== REQUIRED WORK ==
Among the entries below, find the lines with the word "this" and copy them.

Web page and app entries:

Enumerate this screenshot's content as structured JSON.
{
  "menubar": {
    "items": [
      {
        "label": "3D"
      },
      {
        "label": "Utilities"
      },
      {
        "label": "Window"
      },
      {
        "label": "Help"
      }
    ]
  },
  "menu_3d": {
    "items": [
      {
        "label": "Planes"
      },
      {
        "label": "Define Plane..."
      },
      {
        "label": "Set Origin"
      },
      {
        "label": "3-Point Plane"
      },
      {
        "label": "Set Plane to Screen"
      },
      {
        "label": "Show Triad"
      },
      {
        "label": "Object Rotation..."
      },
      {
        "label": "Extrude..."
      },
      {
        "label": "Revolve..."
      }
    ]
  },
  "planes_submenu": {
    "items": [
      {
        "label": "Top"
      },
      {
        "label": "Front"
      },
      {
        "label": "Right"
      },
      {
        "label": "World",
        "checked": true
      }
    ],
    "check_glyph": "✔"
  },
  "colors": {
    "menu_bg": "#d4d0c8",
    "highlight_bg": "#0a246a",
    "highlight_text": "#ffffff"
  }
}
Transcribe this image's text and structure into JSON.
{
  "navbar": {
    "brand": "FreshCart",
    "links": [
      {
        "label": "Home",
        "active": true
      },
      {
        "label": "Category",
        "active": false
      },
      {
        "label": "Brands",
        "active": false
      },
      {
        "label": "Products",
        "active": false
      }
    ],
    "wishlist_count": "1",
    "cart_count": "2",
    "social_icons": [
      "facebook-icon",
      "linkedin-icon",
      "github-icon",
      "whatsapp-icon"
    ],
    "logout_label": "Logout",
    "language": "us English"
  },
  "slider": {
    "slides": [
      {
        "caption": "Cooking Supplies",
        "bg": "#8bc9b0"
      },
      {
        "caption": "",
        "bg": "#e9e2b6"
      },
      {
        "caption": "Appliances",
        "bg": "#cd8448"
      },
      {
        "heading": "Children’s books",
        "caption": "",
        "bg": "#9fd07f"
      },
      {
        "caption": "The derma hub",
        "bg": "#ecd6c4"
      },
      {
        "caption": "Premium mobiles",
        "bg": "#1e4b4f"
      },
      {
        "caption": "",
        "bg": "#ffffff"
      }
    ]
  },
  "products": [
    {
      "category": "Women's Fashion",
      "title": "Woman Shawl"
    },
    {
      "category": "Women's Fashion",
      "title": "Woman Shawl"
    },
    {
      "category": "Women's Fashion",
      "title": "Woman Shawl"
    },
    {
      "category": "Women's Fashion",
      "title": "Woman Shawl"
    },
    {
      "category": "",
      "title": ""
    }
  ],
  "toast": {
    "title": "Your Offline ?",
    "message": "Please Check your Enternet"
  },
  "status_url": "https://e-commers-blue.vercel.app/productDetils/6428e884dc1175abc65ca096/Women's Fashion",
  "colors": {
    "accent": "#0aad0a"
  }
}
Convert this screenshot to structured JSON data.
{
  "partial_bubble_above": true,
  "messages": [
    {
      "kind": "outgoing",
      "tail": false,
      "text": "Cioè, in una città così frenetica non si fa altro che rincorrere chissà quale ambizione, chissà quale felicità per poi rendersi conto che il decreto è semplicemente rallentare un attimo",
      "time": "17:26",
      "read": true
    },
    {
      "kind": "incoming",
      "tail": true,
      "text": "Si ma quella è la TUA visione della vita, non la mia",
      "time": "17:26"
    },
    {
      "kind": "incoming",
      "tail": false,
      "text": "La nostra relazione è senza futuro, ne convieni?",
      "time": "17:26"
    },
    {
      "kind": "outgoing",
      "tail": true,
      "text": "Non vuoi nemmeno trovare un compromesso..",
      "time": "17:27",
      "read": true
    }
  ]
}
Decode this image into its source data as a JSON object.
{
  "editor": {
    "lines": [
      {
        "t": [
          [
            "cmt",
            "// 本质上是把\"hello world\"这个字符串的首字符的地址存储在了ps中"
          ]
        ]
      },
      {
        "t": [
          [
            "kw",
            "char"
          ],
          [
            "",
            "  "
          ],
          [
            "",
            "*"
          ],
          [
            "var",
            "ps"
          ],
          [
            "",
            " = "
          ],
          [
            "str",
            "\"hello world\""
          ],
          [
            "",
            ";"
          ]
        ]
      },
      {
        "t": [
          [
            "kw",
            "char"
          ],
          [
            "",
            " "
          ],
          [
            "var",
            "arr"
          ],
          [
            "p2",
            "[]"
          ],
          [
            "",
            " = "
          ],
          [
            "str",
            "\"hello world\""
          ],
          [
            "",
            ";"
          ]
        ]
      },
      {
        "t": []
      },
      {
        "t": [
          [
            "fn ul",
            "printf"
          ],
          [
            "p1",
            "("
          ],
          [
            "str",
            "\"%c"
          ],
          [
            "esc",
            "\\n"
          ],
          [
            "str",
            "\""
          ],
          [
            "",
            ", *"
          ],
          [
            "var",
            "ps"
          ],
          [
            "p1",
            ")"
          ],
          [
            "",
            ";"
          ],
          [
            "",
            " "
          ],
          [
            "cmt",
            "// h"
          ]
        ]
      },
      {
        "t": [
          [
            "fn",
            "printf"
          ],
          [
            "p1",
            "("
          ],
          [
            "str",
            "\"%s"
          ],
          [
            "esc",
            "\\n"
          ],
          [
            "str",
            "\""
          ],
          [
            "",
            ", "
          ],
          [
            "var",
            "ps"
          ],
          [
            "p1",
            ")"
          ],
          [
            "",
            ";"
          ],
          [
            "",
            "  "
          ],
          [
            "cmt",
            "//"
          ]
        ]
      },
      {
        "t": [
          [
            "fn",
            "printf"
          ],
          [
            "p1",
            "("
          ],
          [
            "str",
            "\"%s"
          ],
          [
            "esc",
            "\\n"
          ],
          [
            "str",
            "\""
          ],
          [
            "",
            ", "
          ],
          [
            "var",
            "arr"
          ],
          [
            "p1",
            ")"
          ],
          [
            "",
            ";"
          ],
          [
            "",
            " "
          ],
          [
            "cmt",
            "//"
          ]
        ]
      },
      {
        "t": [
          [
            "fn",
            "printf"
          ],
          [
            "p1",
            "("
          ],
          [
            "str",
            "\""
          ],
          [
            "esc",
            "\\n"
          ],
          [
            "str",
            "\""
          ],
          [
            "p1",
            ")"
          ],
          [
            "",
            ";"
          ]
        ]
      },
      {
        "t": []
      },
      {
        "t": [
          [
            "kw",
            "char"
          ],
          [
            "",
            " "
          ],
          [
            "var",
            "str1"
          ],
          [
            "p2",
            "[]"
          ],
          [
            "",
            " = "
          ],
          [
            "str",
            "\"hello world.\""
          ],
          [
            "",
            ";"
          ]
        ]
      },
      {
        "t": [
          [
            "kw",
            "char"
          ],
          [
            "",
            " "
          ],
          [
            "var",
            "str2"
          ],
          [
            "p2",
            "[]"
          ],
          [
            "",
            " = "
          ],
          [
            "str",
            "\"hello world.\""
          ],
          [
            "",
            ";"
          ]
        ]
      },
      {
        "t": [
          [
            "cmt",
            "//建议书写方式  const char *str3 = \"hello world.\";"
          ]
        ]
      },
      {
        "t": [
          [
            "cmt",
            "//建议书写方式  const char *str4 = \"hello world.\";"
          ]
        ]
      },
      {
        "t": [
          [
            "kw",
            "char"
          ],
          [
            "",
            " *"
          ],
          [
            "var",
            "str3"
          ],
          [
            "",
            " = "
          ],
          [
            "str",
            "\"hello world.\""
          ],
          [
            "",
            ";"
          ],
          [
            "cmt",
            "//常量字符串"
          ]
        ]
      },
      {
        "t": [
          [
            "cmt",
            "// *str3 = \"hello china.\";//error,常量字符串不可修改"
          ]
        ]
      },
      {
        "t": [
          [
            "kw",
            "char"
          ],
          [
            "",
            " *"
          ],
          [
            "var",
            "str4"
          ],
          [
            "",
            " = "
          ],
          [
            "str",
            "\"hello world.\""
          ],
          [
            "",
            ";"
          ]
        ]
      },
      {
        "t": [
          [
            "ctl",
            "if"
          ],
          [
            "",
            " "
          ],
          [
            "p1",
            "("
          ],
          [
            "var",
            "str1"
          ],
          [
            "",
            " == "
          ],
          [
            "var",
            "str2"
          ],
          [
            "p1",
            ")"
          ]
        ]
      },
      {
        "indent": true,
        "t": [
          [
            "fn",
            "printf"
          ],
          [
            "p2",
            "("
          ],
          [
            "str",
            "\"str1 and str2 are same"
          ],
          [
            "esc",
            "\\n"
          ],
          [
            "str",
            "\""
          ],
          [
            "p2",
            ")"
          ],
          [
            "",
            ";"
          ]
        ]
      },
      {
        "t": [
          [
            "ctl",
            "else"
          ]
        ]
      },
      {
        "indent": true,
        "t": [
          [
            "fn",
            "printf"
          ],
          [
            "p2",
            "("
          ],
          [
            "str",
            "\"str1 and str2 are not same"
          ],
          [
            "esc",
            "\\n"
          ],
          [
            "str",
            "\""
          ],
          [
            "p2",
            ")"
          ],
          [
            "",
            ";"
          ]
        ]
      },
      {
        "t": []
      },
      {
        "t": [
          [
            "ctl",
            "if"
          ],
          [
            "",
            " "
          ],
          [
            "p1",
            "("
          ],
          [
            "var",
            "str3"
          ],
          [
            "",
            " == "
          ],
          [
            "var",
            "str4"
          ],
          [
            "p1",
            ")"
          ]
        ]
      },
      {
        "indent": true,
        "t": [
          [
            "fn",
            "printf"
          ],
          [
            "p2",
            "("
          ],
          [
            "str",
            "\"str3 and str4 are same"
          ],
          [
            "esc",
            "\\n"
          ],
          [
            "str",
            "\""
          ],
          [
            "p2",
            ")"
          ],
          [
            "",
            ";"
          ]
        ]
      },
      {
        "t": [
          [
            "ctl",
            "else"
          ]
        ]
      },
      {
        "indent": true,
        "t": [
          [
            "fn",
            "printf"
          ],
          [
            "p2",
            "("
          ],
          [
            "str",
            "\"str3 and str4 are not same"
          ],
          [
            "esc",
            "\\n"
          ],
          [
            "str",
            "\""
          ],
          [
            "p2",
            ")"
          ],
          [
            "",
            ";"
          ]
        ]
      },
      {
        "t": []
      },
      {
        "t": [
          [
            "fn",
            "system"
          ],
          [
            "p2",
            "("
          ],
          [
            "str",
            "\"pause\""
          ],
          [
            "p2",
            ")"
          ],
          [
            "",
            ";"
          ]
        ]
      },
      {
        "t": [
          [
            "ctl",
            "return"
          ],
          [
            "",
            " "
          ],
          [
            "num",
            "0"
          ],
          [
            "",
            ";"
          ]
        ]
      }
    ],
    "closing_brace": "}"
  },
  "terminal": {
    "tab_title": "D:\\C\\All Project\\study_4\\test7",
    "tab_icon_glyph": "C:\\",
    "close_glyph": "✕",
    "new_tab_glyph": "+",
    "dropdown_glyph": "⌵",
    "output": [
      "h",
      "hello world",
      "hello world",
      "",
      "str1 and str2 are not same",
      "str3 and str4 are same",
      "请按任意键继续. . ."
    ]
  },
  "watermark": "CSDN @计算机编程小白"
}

== WRITTEN SOLUTION ==
Enumerate this screenshot's content as structured JSON.
Transcribe this image's text and structure into JSON.
Convert this screenshot to structured JSON data.
Decode this image into its source data as a JSON object.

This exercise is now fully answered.